TASK DIRECTIONS:
In the answer, each entry below appears exactly as given, and no picture appears at all.

EXERCISE INPUT:
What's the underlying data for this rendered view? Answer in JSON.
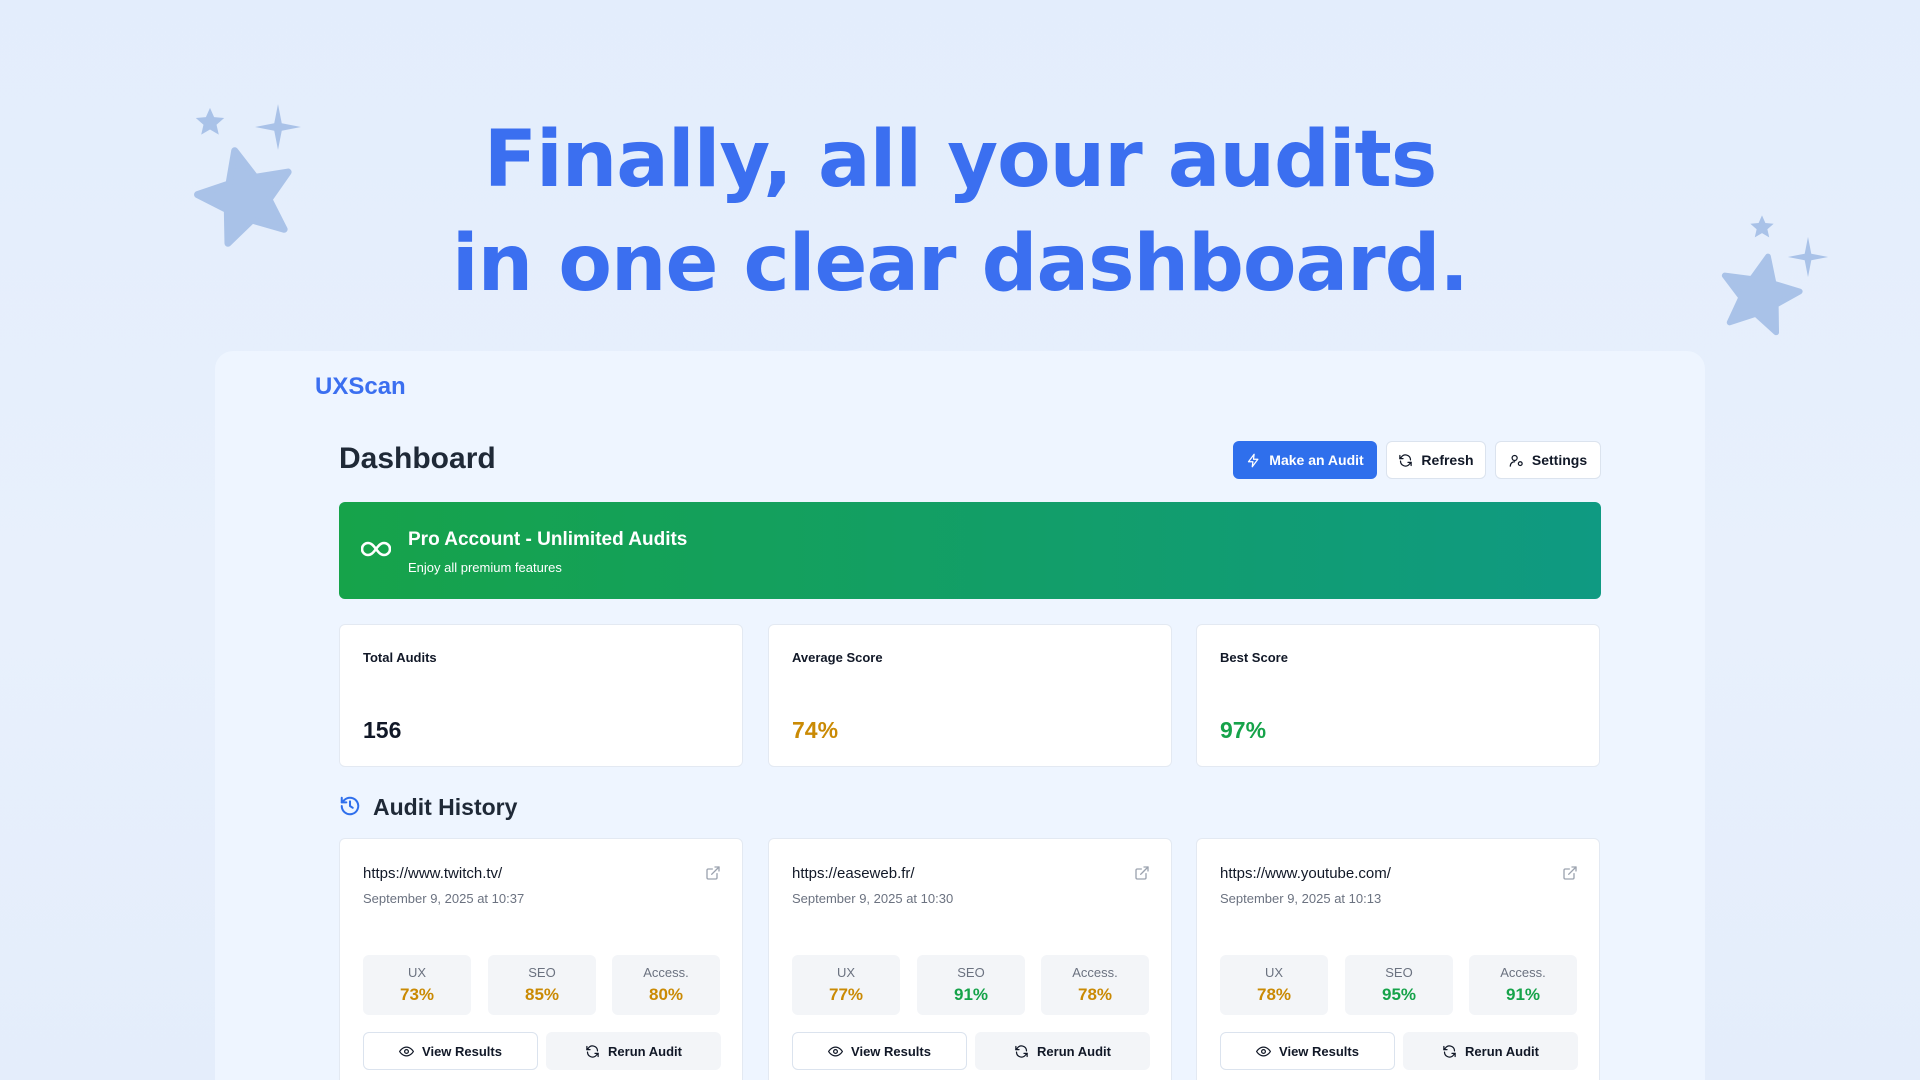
{
  "hero": {
    "line1": "Finally, all your audits",
    "line2": "in one clear dashboard."
  },
  "app": {
    "brand": "UXScan",
    "page_title": "Dashboard",
    "buttons": {
      "make_audit": "Make an Audit",
      "refresh": "Refresh",
      "settings": "Settings"
    }
  },
  "banner": {
    "title": "Pro Account - Unlimited Audits",
    "subtitle": "Enjoy all premium features",
    "icon": "infinity-icon"
  },
  "stats": [
    {
      "label": "Total Audits",
      "value": "156",
      "color": "#111827"
    },
    {
      "label": "Average Score",
      "value": "74%",
      "color": "#ca8a04"
    },
    {
      "label": "Best Score",
      "value": "97%",
      "color": "#16a34a"
    }
  ],
  "history": {
    "title": "Audit History",
    "icon": "history-icon",
    "items": [
      {
        "url": "https://www.twitch.tv/",
        "date": "September 9, 2025 at 10:37",
        "scores": [
          {
            "label": "UX",
            "value": "73%",
            "color": "#ca8a04"
          },
          {
            "label": "SEO",
            "value": "85%",
            "color": "#ca8a04"
          },
          {
            "label": "Access.",
            "value": "80%",
            "color": "#ca8a04"
          }
        ],
        "view_label": "View Results",
        "rerun_label": "Rerun Audit"
      },
      {
        "url": "https://easeweb.fr/",
        "date": "September 9, 2025 at 10:30",
        "scores": [
          {
            "label": "UX",
            "value": "77%",
            "color": "#ca8a04"
          },
          {
            "label": "SEO",
            "value": "91%",
            "color": "#16a34a"
          },
          {
            "label": "Access.",
            "value": "78%",
            "color": "#ca8a04"
          }
        ],
        "view_label": "View Results",
        "rerun_label": "Rerun Audit"
      },
      {
        "url": "https://www.youtube.com/",
        "date": "September 9, 2025 at 10:13",
        "scores": [
          {
            "label": "UX",
            "value": "78%",
            "color": "#ca8a04"
          },
          {
            "label": "SEO",
            "value": "95%",
            "color": "#16a34a"
          },
          {
            "label": "Access.",
            "value": "91%",
            "color": "#16a34a"
          }
        ],
        "view_label": "View Results",
        "rerun_label": "Rerun Audit"
      }
    ]
  },
  "colors": {
    "accent": "#3b6ff0",
    "primary_button": "#2f6fec",
    "banner_start": "#16a34a",
    "banner_end": "#0f9a82"
  }
}
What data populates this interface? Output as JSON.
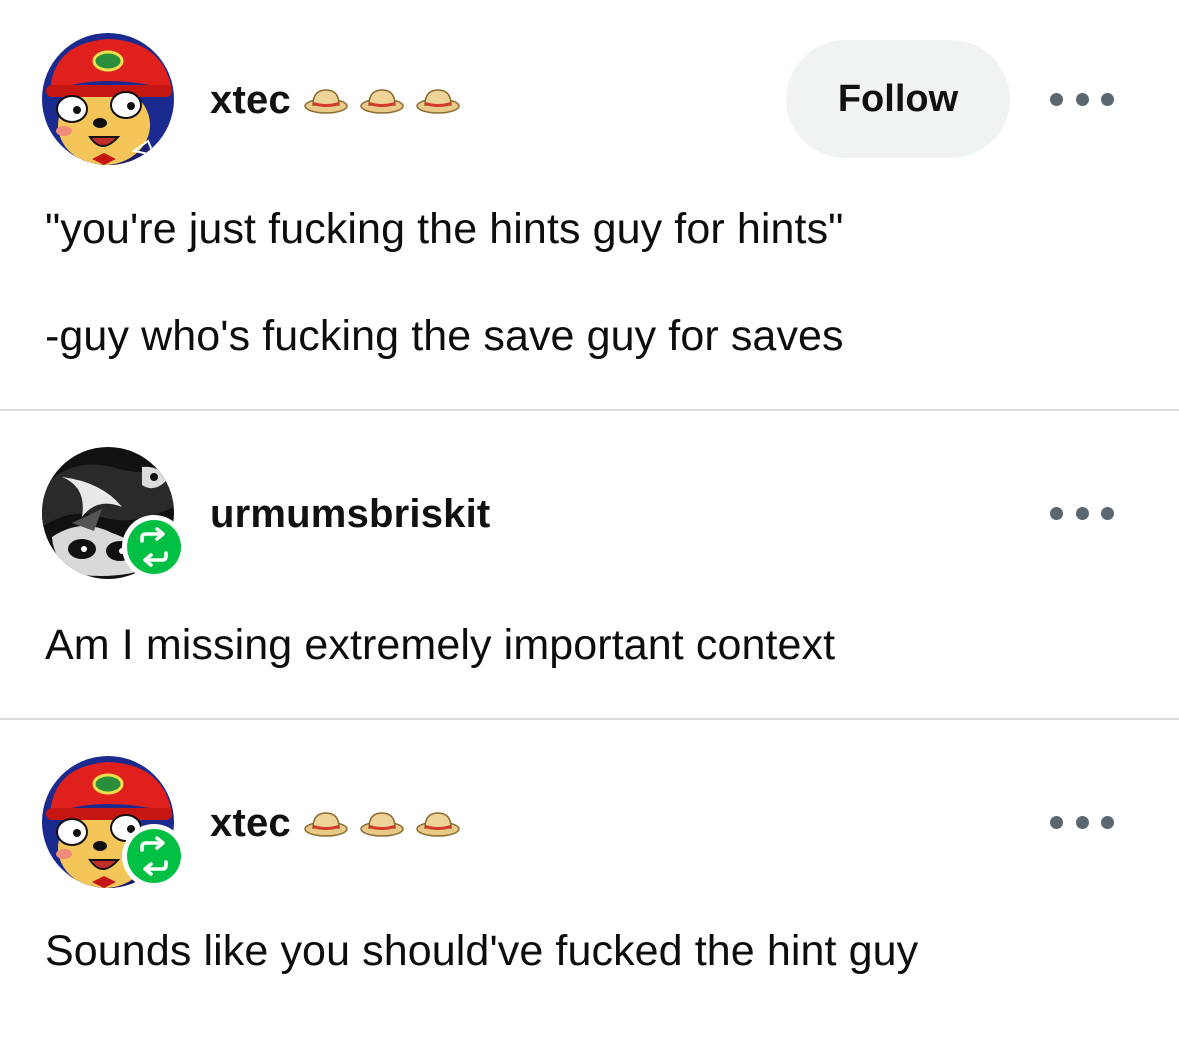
{
  "posts": [
    {
      "username": "xtec",
      "username_decoration_icon": "straw-hat-icon",
      "follow_label": "Follow",
      "lines": [
        "\"you're just fucking the hints guy for hints\"",
        "-guy who's fucking the save guy for saves"
      ]
    },
    {
      "username": "urmumsbriskit",
      "reblog_badge_icon": "reblog-icon",
      "lines": [
        "Am I missing extremely important context"
      ]
    },
    {
      "username": "xtec",
      "username_decoration_icon": "straw-hat-icon",
      "reblog_badge_icon": "reblog-icon",
      "lines": [
        "Sounds like you should've fucked the hint guy"
      ]
    }
  ],
  "colors": {
    "reblog_green": "#00c044",
    "follow_button_bg": "#f0f3f4",
    "divider": "#dcdcdc",
    "more_dots": "#5b6770"
  }
}
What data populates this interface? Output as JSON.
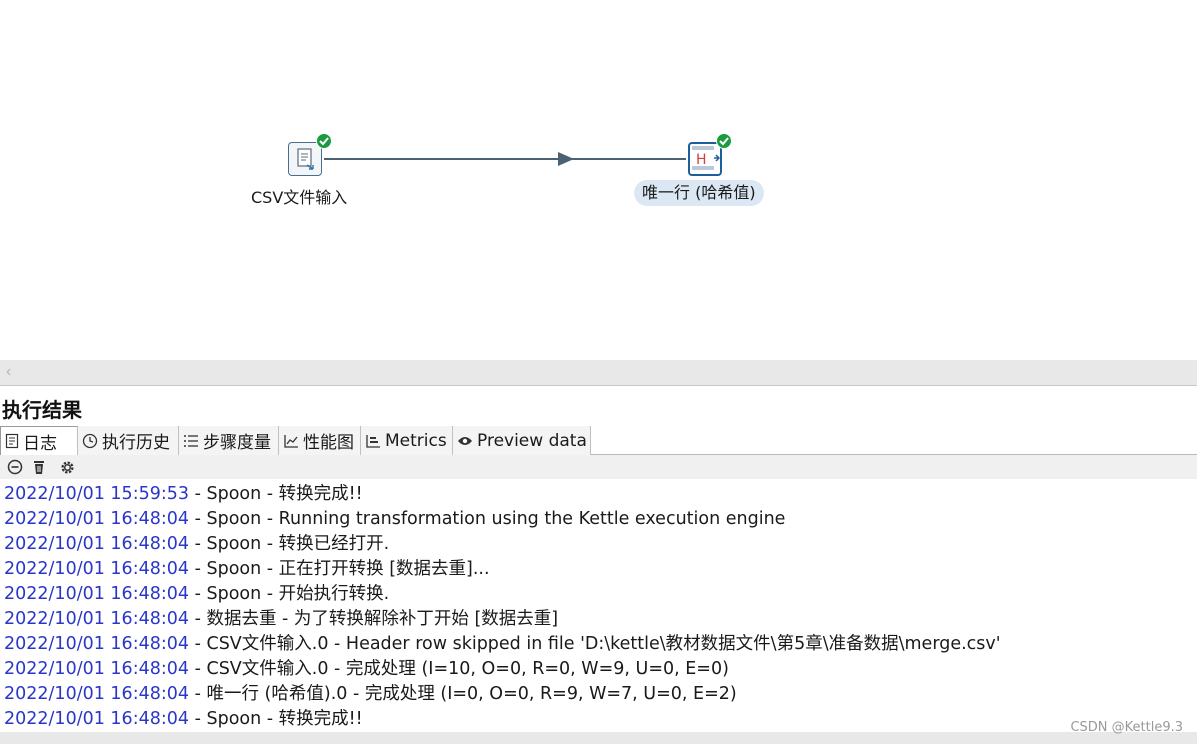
{
  "canvas": {
    "steps": [
      {
        "label": "CSV文件输入",
        "status": "success"
      },
      {
        "label": "唯一行 (哈希值)",
        "status": "success"
      }
    ]
  },
  "results": {
    "title": "执行结果",
    "tabs": [
      {
        "label": "日志",
        "icon": "log-icon",
        "active": true
      },
      {
        "label": "执行历史",
        "icon": "history-icon",
        "active": false
      },
      {
        "label": "步骤度量",
        "icon": "step-metrics-icon",
        "active": false
      },
      {
        "label": "性能图",
        "icon": "performance-chart-icon",
        "active": false
      },
      {
        "label": "Metrics",
        "icon": "metrics-icon",
        "active": false
      },
      {
        "label": "Preview data",
        "icon": "preview-eye-icon",
        "active": false
      }
    ],
    "toolbar": {
      "icons": [
        "stop-icon",
        "clear-log-icon",
        "settings-gear-icon"
      ]
    },
    "log_lines": [
      {
        "ts": "2022/10/01 15:59:53",
        "msg": " - Spoon - 转换完成!!"
      },
      {
        "ts": "2022/10/01 16:48:04",
        "msg": " - Spoon - Running transformation using the Kettle execution engine"
      },
      {
        "ts": "2022/10/01 16:48:04",
        "msg": " - Spoon - 转换已经打开."
      },
      {
        "ts": "2022/10/01 16:48:04",
        "msg": " - Spoon - 正在打开转换 [数据去重]..."
      },
      {
        "ts": "2022/10/01 16:48:04",
        "msg": " - Spoon - 开始执行转换."
      },
      {
        "ts": "2022/10/01 16:48:04",
        "msg": " - 数据去重 - 为了转换解除补丁开始  [数据去重]"
      },
      {
        "ts": "2022/10/01 16:48:04",
        "msg": " - CSV文件输入.0 - Header row skipped in file 'D:\\kettle\\教材数据文件\\第5章\\准备数据\\merge.csv'"
      },
      {
        "ts": "2022/10/01 16:48:04",
        "msg": " - CSV文件输入.0 - 完成处理 (I=10, O=0, R=0, W=9, U=0, E=0)"
      },
      {
        "ts": "2022/10/01 16:48:04",
        "msg": " - 唯一行 (哈希值).0 - 完成处理 (I=0, O=0, R=9, W=7, U=0, E=2)"
      },
      {
        "ts": "2022/10/01 16:48:04",
        "msg": " - Spoon - 转换完成!!"
      }
    ]
  },
  "watermark": "CSDN @Kettle9.3",
  "colors": {
    "timestamp": "#2a36c8",
    "hop": "#4a6274",
    "success": "#1a9c3e",
    "selected_step_bg": "#dbe8f4"
  }
}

RESPONSE AREA:
What's the underlying data for this rendered view? Answer in JSON.
{
  "hero": {
    "line1": "Finally, all your audits",
    "line2": "in one clear dashboard."
  },
  "app": {
    "brand": "UXScan",
    "page_title": "Dashboard",
    "buttons": {
      "make_audit": "Make an Audit",
      "refresh": "Refresh",
      "settings": "Settings"
    }
  },
  "banner": {
    "title": "Pro Account - Unlimited Audits",
    "subtitle": "Enjoy all premium features",
    "icon": "infinity-icon"
  },
  "stats": [
    {
      "label": "Total Audits",
      "value": "156",
      "color": "#111827"
    },
    {
      "label": "Average Score",
      "value": "74%",
      "color": "#ca8a04"
    },
    {
      "label": "Best Score",
      "value": "97%",
      "color": "#16a34a"
    }
  ],
  "history": {
    "title": "Audit History",
    "icon": "history-icon",
    "items": [
      {
        "url": "https://www.twitch.tv/",
        "date": "September 9, 2025 at 10:37",
        "scores": [
          {
            "label": "UX",
            "value": "73%",
            "color": "#ca8a04"
          },
          {
            "label": "SEO",
            "value": "85%",
            "color": "#ca8a04"
          },
          {
            "label": "Access.",
            "value": "80%",
            "color": "#ca8a04"
          }
        ],
        "view_label": "View Results",
        "rerun_label": "Rerun Audit"
      },
      {
        "url": "https://easeweb.fr/",
        "date": "September 9, 2025 at 10:30",
        "scores": [
          {
            "label": "UX",
            "value": "77%",
            "color": "#ca8a04"
          },
          {
            "label": "SEO",
            "value": "91%",
            "color": "#16a34a"
          },
          {
            "label": "Access.",
            "value": "78%",
            "color": "#ca8a04"
          }
        ],
        "view_label": "View Results",
        "rerun_label": "Rerun Audit"
      },
      {
        "url": "https://www.youtube.com/",
        "date": "September 9, 2025 at 10:13",
        "scores": [
          {
            "label": "UX",
            "value": "78%",
            "color": "#ca8a04"
          },
          {
            "label": "SEO",
            "value": "95%",
            "color": "#16a34a"
          },
          {
            "label": "Access.",
            "value": "91%",
            "color": "#16a34a"
          }
        ],
        "view_label": "View Results",
        "rerun_label": "Rerun Audit"
      }
    ]
  },
  "colors": {
    "accent": "#3b6ff0",
    "primary_button": "#2f6fec",
    "banner_start": "#16a34a",
    "banner_end": "#0f9a82"
  }
}
What data populates this interface? Output as JSON.
{
  "posts": [
    {
      "username": "xtec",
      "username_decoration_icon": "straw-hat-icon",
      "follow_label": "Follow",
      "lines": [
        "\"you're just fucking the hints guy for hints\"",
        "-guy who's fucking the save guy for saves"
      ]
    },
    {
      "username": "urmumsbriskit",
      "reblog_badge_icon": "reblog-icon",
      "lines": [
        "Am I missing extremely important context"
      ]
    },
    {
      "username": "xtec",
      "username_decoration_icon": "straw-hat-icon",
      "reblog_badge_icon": "reblog-icon",
      "lines": [
        "Sounds like you should've fucked the hint guy"
      ]
    }
  ],
  "colors": {
    "reblog_green": "#00c044",
    "follow_button_bg": "#f0f3f4",
    "divider": "#dcdcdc",
    "more_dots": "#5b6770"
  }
}
What data populates this interface? Output as JSON.
{
  "canvas": {
    "steps": [
      {
        "label": "CSV文件输入",
        "status": "success"
      },
      {
        "label": "唯一行 (哈希值)",
        "status": "success"
      }
    ]
  },
  "results": {
    "title": "执行结果",
    "tabs": [
      {
        "label": "日志",
        "icon": "log-icon",
        "active": true
      },
      {
        "label": "执行历史",
        "icon": "history-icon",
        "active": false
      },
      {
        "label": "步骤度量",
        "icon": "step-metrics-icon",
        "active": false
      },
      {
        "label": "性能图",
        "icon": "performance-chart-icon",
        "active": false
      },
      {
        "label": "Metrics",
        "icon": "metrics-icon",
        "active": false
      },
      {
        "label": "Preview data",
        "icon": "preview-eye-icon",
        "active": false
      }
    ],
    "toolbar": {
      "icons": [
        "stop-icon",
        "clear-log-icon",
        "settings-gear-icon"
      ]
    },
    "log_lines": [
      {
        "ts": "2022/10/01 15:59:53",
        "msg": " - Spoon - 转换完成!!"
      },
      {
        "ts": "2022/10/01 16:48:04",
        "msg": " - Spoon - Running transformation using the Kettle execution engine"
      },
      {
        "ts": "2022/10/01 16:48:04",
        "msg": " - Spoon - 转换已经打开."
      },
      {
        "ts": "2022/10/01 16:48:04",
        "msg": " - Spoon - 正在打开转换 [数据去重]..."
      },
      {
        "ts": "2022/10/01 16:48:04",
        "msg": " - Spoon - 开始执行转换."
      },
      {
        "ts": "2022/10/01 16:48:04",
        "msg": " - 数据去重 - 为了转换解除补丁开始  [数据去重]"
      },
      {
        "ts": "2022/10/01 16:48:04",
        "msg": " - CSV文件输入.0 - Header row skipped in file 'D:\\kettle\\教材数据文件\\第5章\\准备数据\\merge.csv'"
      },
      {
        "ts": "2022/10/01 16:48:04",
        "msg": " - CSV文件输入.0 - 完成处理 (I=10, O=0, R=0, W=9, U=0, E=0)"
      },
      {
        "ts": "2022/10/01 16:48:04",
        "msg": " - 唯一行 (哈希值).0 - 完成处理 (I=0, O=0, R=9, W=7, U=0, E=2)"
      },
      {
        "ts": "2022/10/01 16:48:04",
        "msg": " - Spoon - 转换完成!!"
      }
    ]
  },
  "watermark": "CSDN @Kettle9.3",
  "colors": {
    "timestamp": "#2a36c8",
    "hop": "#4a6274",
    "success": "#1a9c3e",
    "selected_step_bg": "#dbe8f4"
  }
}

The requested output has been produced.